REQUIRED WORK — For the word "cost", tally the lines of the data that contain it and give the tally alone.
··· SOURCE RECORDS
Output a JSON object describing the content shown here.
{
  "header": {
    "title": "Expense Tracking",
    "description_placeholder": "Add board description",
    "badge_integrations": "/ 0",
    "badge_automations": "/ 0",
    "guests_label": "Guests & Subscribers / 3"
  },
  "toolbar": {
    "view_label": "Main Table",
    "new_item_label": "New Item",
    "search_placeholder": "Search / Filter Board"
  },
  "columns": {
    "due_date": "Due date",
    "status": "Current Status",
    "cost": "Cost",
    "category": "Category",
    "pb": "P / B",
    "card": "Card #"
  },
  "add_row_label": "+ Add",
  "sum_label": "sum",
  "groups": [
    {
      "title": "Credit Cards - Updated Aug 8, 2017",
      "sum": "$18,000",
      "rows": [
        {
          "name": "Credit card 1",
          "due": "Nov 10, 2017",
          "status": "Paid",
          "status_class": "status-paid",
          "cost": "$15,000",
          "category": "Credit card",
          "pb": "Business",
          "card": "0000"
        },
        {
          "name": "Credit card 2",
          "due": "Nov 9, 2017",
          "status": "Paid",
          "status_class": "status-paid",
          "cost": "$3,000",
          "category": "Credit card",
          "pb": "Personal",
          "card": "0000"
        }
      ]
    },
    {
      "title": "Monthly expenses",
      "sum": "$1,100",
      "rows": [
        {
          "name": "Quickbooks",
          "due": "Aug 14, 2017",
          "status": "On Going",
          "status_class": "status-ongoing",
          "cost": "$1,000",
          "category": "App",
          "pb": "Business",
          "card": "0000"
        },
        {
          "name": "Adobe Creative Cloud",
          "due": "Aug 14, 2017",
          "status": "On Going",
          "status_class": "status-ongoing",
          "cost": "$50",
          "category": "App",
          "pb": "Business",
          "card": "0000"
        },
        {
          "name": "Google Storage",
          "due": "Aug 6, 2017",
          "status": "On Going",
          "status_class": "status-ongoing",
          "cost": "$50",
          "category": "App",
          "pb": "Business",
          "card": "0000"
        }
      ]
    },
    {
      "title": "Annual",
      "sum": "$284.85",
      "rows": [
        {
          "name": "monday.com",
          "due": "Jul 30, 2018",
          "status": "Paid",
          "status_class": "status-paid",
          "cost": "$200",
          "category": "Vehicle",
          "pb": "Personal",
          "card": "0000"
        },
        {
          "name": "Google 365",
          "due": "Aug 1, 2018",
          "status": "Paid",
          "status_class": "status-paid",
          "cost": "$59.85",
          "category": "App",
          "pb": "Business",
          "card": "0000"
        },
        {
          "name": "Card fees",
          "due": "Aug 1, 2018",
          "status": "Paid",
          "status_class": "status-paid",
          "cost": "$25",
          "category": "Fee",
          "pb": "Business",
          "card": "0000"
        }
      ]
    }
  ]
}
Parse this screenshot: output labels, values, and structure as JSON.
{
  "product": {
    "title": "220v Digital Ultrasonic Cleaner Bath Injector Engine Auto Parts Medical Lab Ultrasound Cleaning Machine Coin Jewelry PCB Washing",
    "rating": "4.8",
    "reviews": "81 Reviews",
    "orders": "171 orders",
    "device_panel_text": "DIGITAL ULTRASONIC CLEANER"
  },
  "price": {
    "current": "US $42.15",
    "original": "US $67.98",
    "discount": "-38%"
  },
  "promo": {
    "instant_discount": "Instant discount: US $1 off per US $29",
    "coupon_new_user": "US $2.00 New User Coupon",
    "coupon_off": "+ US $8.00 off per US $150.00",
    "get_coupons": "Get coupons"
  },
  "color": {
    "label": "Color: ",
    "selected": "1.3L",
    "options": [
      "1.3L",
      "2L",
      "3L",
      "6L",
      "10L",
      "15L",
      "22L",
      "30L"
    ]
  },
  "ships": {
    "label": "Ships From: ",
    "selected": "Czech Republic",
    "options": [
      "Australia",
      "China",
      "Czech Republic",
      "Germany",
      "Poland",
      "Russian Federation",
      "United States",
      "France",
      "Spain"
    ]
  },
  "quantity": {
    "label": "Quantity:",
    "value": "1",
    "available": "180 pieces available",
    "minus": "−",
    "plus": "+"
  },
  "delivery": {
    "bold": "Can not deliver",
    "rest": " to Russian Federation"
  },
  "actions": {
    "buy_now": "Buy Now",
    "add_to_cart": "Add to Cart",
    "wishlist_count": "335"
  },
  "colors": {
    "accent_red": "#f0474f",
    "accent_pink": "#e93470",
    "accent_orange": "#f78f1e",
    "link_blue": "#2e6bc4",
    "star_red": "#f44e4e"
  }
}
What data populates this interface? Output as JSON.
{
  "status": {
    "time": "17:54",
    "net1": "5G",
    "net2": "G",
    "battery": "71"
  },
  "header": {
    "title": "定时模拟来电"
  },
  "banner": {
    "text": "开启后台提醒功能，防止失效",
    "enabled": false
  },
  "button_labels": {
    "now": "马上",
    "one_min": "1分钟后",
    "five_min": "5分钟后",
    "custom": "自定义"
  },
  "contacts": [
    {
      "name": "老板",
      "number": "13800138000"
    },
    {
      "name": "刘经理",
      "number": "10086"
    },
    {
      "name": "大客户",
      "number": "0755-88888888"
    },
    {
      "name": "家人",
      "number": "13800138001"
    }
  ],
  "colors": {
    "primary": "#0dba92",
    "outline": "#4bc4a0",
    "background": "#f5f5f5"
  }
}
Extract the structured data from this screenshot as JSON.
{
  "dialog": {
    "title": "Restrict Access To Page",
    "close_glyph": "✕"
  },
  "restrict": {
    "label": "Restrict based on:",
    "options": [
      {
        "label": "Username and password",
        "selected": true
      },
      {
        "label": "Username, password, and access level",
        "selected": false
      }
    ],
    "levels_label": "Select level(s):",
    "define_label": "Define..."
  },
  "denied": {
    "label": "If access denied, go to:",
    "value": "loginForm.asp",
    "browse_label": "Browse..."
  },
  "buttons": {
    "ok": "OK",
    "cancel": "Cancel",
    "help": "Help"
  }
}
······
OUTPUT OF THE TASK — 9